Reading this post is like watching a fencing match between Chef & Sommelier. Chef Eric had no doubt that his sommelier Frédéric would be up for the challenge when he served him up this delicious tasting menu. Frédéric comes back “en garde” to present his matching wines to delight our palettes and compliment the meal. A few choices from our chef may have been seen as a riposte but our Sommelier’s parry was up to par. A perfect Chef’s Table – Food & wine tasting experience.

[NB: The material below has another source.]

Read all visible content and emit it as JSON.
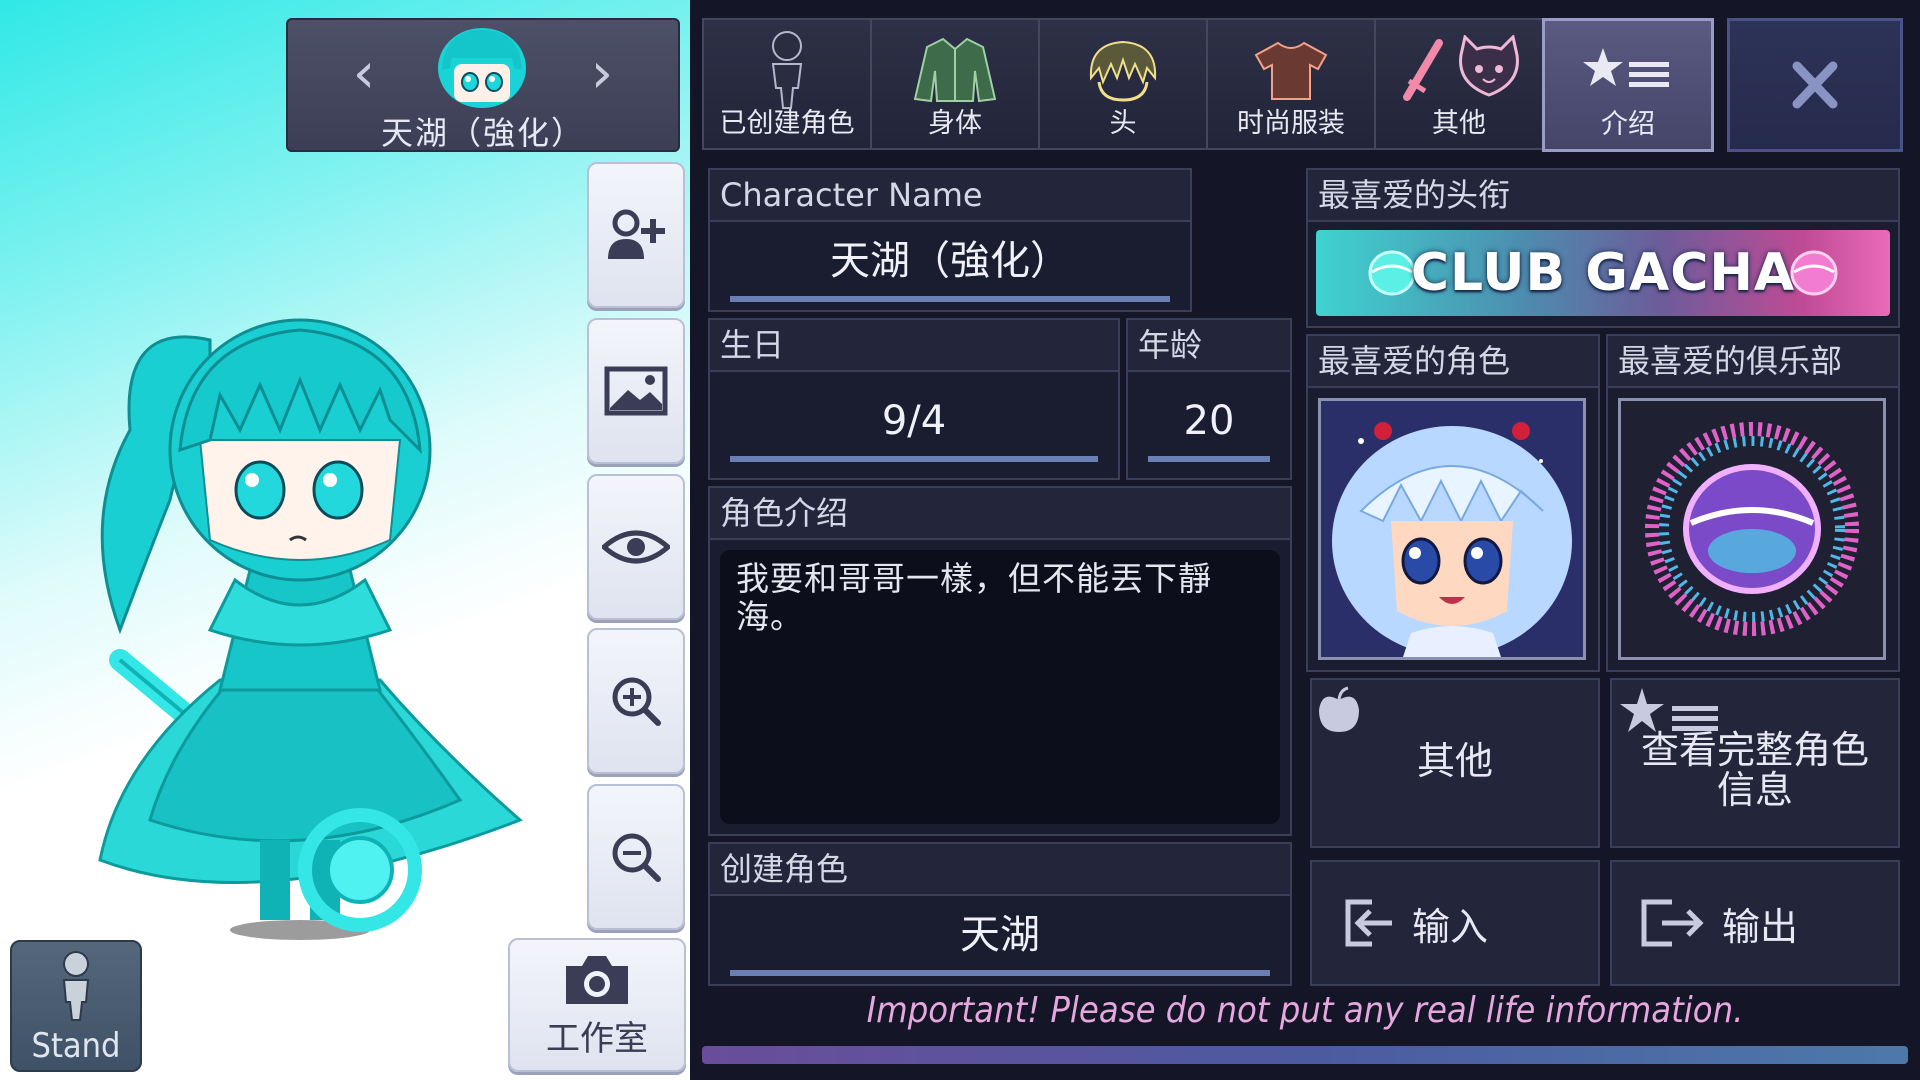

Once upon a time… a chef decided to create a culinary experience with a wine tasting dinner in Uzès (Arpaillargues to be more specific), at his cooking school, Cook’n With Class Uzès … and I was the luckiest sommelier to be part of this moment and share it with you.
Chef Eric envisioned a great dinner in Uzès for our guests this week: So of course, in order to create a great pairing I asked him to send over the menu, so I could work on it and make sure we would create a surprising match. This is what he sent me:
Terrine de Foie gras, gelée de pomme, pommes cuites et crues
Asperges vertes d’Uzes, salade d’herbes et pamplemousse
Cabillaud rôti au beurre de truffes, salsifis
Pavé de veau, langoustines, jeunes légumes et purée de panais
Tomme de brebis, jeune et affinée
Tarte au chocolat et fleur de sel
I was very happy when I read the first course: I am originally from the southwest of France, so you can imagine that Foie Gras is religion for me: Easy pickings for a sommelier, but I just chose to shake the taste buds, and chose a double wine pairing: First I started with a Gewurztraminner from a local winery, Les Collines de Bourdic and also an excellent apple cider from Eric Bordelet. You would not expect to find Gewurztraminer in this region of France. When we think of this grape variety, which originated from Germany, we think Alsace in France and not Languedoc-Rousillon. And cider? This is a Food & Wine pairing what is cider doing in here? Well it is an alcoholic bubbly cider.
The Gewurztraminer has fruity notes, and also a great acidity to literally cut the fat of the foie gras and clean your palate after each bite. The cider, a sweet to support the sweetness of the cooked apples served our foie gras (the gelée de pomme), whose bubbles bring a cleansing acidity.
But then there was the next course, the naughty chef chose the worst food to pair with wine: asparagus, vinaigrette, and grapefruit! Ouch! But I love a challenge so this did not make me sweat.
The best for bitterness is bitterness… so, here I selected another local wine from Duché d’Uzès, Domaine de Malaïgue, Cuvée Charme: It is a blend of chardonnay, muscat, and roussane. Roussane brings bitterness, while chardonnay holds the acidity and muscat, the fruit notes in this wine.
After that slightly stressful course came an easy one, Codfish, truffles, butter… ok sir, here is your chardonnay from Burgundy, Chassagne Montrachet, from Domaine Jouard: They loved it! A classic pairing with oak-aged chardonnay wine, with buttery and creamy notes, coating your palate and still some tension with a long finish.
And now what? Veal loin and scampi: Love this chef! Some surf and turf French style: I’ll do crazier than you: Red wine, yes! Local, yes! And crazy, yes, a blend of Pinot Noir, Shiraz and Cabernet … Monastère de Solan, Cuvée Porphyre. Pinot noir has finesse and is usually light, which is perfect for the delicacy of the veal, but it also has some shiraz in the blend to bring some spices and balance the power of the scampi reduction.
And now the cheese course: Goat cheese…easy – Sauvignon from Loire Valley, Menetou Salon Domaine Minchin: It’s dry, straight to point, and lots of fruits in this wine pairs perfectly with the youngest goat cheese we tried tonight.
And as if we didn’t have enough food: Chocolate Tart with sea salt: We need a powerful wine to match the strength of the chocolate, and the acidity brought on by the salt. And now I play my hand – the joy of being a sommelier is that we encounter unforgettable wines. Let’s try something you’ve probably never tasted before: Maury Legend Vintage, 1929. No there is no mistake, you can ask them, it really was 1929. And: what a finish!
Maury and chocolate is usually a great match, but dark chocolate and salt can be tricky: an old vintage will pair well as it has some oxidative notes (nuts, almonds, notes of sherry) and also sugar to balance with the tart. Not at all a bad way to end a fabulous evening.
I think I left my mark and stepped up to the task before me. Can’t wait for the next one! So bring it on chef. I’m ready for a new challenge that I can’t wait to share with you guys.
See you in Uzès!